This Is AuburnElectronic Theses and Dissertations

DNA-based Proximity Assays for Biomarker Detection Using Fluorescence and Electrochemistry with Improved Performance through Probe Flexibility




Kurian, Amanda S.N.

Type of Degree

PhD Dissertation


Chemistry and Biochemistry

Restriction Status


Restriction Type

Auburn University Users

Date Available
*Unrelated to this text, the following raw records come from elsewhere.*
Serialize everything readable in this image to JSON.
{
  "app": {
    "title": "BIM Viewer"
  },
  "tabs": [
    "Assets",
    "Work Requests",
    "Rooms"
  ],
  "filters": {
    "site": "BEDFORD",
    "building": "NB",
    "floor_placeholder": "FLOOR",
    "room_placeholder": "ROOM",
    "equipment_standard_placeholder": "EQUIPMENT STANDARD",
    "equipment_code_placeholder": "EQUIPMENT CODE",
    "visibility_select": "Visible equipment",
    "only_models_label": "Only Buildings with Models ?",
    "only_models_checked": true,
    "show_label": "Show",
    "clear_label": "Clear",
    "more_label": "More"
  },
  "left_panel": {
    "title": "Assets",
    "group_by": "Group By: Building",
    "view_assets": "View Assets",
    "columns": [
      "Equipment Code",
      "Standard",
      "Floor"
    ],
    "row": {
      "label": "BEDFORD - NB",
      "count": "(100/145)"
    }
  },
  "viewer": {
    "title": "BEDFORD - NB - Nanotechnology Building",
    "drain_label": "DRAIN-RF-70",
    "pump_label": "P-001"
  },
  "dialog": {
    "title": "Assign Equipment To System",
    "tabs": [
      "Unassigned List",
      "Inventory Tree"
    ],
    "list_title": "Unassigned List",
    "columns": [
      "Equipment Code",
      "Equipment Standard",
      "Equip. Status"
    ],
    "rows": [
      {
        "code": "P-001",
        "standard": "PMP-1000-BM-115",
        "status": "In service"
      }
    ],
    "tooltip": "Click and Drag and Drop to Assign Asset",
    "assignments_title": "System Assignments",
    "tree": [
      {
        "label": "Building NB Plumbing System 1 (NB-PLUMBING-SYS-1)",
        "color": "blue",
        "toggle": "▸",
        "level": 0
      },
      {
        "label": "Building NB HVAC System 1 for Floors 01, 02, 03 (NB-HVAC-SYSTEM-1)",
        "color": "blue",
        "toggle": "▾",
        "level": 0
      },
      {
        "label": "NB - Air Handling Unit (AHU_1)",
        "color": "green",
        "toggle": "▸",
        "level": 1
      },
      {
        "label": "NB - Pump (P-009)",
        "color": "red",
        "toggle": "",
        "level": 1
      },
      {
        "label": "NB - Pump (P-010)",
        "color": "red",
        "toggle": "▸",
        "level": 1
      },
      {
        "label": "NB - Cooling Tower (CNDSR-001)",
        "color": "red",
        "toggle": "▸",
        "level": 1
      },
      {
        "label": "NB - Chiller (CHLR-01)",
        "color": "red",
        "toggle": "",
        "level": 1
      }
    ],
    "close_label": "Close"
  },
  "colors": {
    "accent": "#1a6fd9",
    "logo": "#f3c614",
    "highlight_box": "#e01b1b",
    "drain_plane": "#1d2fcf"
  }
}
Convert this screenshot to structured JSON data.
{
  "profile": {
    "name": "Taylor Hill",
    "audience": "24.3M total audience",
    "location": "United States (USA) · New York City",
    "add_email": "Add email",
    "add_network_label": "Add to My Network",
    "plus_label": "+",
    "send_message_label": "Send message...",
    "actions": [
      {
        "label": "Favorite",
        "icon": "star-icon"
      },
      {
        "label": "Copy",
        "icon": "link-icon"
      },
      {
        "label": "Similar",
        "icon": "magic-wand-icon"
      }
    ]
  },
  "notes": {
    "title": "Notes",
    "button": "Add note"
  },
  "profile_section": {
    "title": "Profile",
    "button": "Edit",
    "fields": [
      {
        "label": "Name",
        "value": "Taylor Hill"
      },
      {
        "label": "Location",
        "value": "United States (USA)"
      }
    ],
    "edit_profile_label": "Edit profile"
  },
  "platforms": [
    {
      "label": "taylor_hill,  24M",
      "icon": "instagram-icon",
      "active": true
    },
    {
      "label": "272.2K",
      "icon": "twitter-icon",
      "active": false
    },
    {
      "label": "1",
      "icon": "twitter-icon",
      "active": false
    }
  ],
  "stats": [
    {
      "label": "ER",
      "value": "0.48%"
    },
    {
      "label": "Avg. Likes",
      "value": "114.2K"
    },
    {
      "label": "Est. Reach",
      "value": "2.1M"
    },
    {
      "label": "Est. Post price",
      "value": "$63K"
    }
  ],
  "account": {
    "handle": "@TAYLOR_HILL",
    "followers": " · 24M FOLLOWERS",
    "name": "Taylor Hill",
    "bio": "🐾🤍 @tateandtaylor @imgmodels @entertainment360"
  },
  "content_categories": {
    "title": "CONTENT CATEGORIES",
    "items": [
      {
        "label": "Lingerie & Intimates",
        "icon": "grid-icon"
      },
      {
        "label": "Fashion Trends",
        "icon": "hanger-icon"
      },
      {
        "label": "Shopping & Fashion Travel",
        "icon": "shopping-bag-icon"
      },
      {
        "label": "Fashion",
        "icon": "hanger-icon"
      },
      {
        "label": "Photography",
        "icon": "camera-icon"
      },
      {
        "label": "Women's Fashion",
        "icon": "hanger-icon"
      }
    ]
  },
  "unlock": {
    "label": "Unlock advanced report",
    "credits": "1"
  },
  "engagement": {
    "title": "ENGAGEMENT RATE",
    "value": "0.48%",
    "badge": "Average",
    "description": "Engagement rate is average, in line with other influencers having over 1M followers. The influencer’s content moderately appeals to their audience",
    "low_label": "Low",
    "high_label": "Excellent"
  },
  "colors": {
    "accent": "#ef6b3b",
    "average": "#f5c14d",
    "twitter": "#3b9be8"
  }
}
Detection of biomarkers is important in understanding the mechanisms underlying a disease and developing therapeutics for treatment and cure. Although there are several sensitive and specific analytical techniques revolving around complex instrumentation and labor-intensive workflows for biomolecular detection, there is a demand to develop more simpler and sensitive techniques which are easy to use, even with less technical skill and knowledge. In this dissertation, we present our contributions towards developing simpler assays for biomarker sensing leveraging DNA-based proximity assays. A key contribution of this work is the demonstration that increased probe flexibility can result in better assay performance in several platforms. In chapter 1 of this dissertation, we discuss the basic principles of using DNA strands for biomolecule analysis, where focus is directed towards fluorescence and electrochemical detection platforms. In chapter 2 we present our attempts at developing a proximity-based assay for protein sensing using a green fluorescent protein (GFP) mimicking RNA aptamer, broccoli. The broccoli aptamer was split into two strands and fused to target sensing units, where spontaneous binding to protein of interest was expected to fuse the split RNA and form the fluorophore binding pocket. The change in fluorescence was monitored through thermofluorimetric analysis (TFA). In chapter 3, we introduce new applications of TFA, where (1) we leveraged this technique to develop a DNA-based proximity assay for antibody detection. We also demonstrate the importance of conformational flexibility of DNA probes for enhanced assay performance. To promote hybridization of short DNA strands, ssDNA segments of the designed system were substituted with polyethylene glycol (PEG) linkers, which led to improved assay performance. This simple, mix-and-read assay was shown to function in 90 % human plasma. (2) We used this improved system to study the valency effects of antibody oligonucleotide (AbO) conjugates using TFA, where we were able to clearly distinguish monovalent and multivalent AbOs. Chapter 4 presents an electrochemical detection platform for antibody sensing. We adopted the flexible PEG-linker based system in chapter 3 above and combined it with the previously developed electrochemical proximity assay (ECPA) to achieve improved limits of detection compared to the developed TFA-based assay. We have demonstrated that careful positioning of PEG linkers in the signaling DNA strands improved antibody-dependent signal increase by 4-fold compared to the system without PEG modifications. Furthermore, the developed antibody sensor promoted tethered diffusion of two methylene blue molecules upon antibody addition, which also contributed to improved signal and detection limit. The assay was functional in 90 % human serum, in the presence of increased ionic strength, which aided in counteracting electric double layer effects and improved shielding effect of the DNA backbone, leading to efficient hybridization. In chapter 5, we introduce our efforts in adopting electrochemical sensors developed for 2D gold-on-glass planar electrodes to gold microelectrodes. In this work we mainly focus on optimizing experimental design and conditions to achieve improved electrochemical sensing of biomolecules leveraging the DNA nanostructure introduced by our group. Chapter 6 provides concluding remarks of the work detailed in this dissertation, including future improvements for projects mentioned.